Exercise details: All lines holding the string "email" should be copied from the data below.

Task input:
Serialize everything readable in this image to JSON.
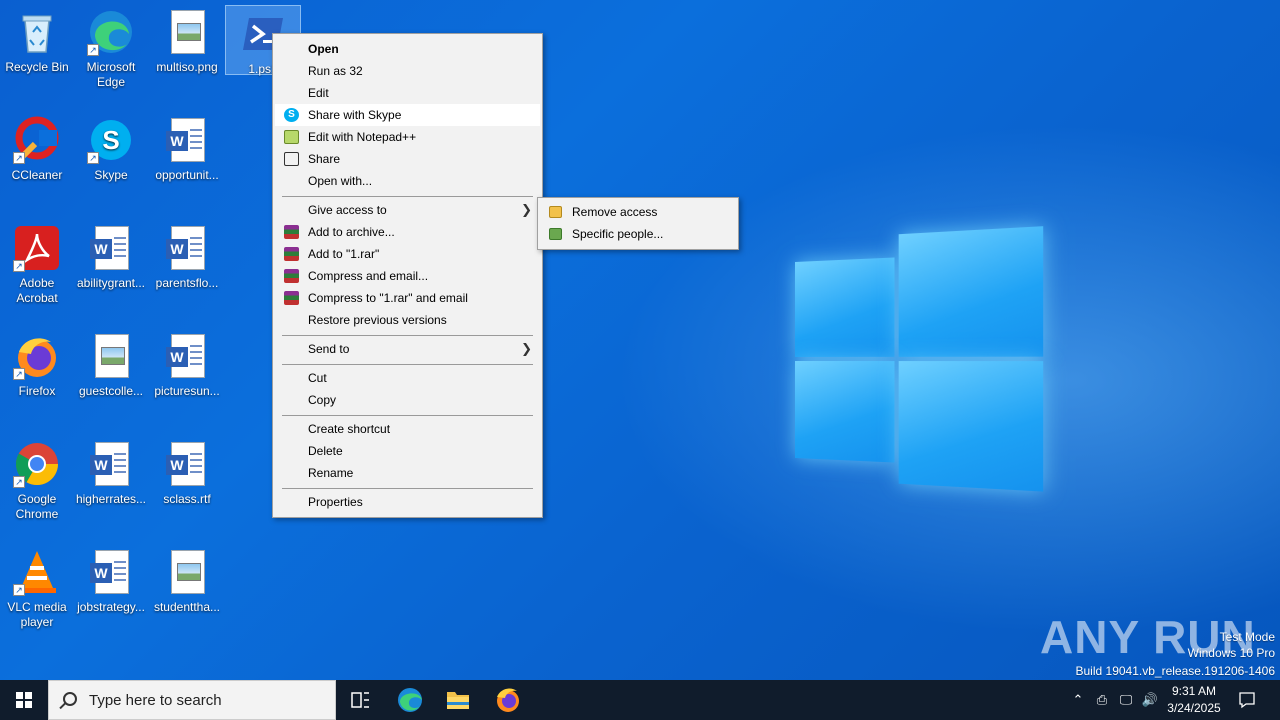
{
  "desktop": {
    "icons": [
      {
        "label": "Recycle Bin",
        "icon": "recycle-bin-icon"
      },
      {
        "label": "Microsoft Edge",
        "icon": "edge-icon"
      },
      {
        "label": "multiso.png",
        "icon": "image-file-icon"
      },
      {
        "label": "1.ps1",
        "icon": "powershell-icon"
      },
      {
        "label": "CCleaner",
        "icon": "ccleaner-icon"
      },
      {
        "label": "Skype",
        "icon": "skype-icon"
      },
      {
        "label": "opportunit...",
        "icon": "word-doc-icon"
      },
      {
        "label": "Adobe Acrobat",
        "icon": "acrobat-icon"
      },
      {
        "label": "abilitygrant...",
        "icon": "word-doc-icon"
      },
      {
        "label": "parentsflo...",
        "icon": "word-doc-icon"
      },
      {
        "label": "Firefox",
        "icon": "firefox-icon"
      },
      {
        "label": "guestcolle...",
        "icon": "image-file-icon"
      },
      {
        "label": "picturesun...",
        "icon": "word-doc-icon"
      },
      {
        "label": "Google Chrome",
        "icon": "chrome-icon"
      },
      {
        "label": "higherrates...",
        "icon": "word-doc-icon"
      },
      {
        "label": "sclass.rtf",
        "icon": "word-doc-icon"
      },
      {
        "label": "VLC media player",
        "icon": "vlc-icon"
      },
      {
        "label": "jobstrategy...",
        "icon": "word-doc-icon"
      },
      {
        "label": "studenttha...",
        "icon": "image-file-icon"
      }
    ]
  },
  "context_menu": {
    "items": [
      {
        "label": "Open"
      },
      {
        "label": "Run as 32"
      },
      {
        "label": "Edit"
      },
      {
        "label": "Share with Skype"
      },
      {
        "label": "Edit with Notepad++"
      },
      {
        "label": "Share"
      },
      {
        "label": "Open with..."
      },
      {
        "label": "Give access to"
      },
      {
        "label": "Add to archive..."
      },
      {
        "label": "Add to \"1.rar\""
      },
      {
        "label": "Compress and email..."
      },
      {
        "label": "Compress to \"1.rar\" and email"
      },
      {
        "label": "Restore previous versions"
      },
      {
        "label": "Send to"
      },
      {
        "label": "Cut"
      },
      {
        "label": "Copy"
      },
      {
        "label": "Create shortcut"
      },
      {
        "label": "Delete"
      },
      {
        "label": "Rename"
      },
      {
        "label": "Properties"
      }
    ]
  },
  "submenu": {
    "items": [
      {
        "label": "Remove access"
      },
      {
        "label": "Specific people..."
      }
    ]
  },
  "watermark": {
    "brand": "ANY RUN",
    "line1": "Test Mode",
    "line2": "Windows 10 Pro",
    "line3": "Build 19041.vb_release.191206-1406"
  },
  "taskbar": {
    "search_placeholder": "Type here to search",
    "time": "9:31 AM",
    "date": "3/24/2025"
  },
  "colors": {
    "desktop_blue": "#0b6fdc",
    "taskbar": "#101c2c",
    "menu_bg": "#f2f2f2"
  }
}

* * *

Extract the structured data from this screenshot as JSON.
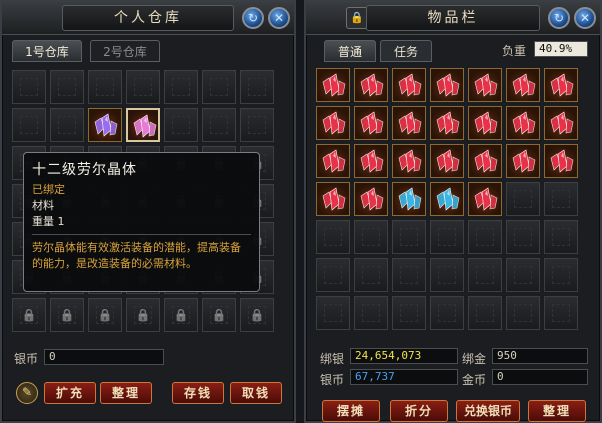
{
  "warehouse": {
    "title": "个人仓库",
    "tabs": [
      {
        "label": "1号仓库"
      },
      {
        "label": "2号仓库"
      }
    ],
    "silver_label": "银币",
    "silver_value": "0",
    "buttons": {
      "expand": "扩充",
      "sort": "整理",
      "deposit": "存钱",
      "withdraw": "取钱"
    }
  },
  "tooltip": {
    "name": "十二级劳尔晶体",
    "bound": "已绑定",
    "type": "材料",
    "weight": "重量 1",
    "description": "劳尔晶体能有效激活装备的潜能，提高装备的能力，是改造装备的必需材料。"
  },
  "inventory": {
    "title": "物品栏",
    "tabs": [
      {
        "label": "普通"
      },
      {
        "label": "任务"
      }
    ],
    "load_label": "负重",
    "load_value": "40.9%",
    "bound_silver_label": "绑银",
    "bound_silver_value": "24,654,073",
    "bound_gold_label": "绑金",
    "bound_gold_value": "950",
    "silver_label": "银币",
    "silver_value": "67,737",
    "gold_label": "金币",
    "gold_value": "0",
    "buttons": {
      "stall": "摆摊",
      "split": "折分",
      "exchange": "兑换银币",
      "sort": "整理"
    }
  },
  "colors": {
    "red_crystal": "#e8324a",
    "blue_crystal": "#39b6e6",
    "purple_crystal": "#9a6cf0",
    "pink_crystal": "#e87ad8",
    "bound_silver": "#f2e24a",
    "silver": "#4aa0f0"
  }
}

The completed task:
        "label": "Compress and email..."
        "label": "Compress to \"1.rar\" and email"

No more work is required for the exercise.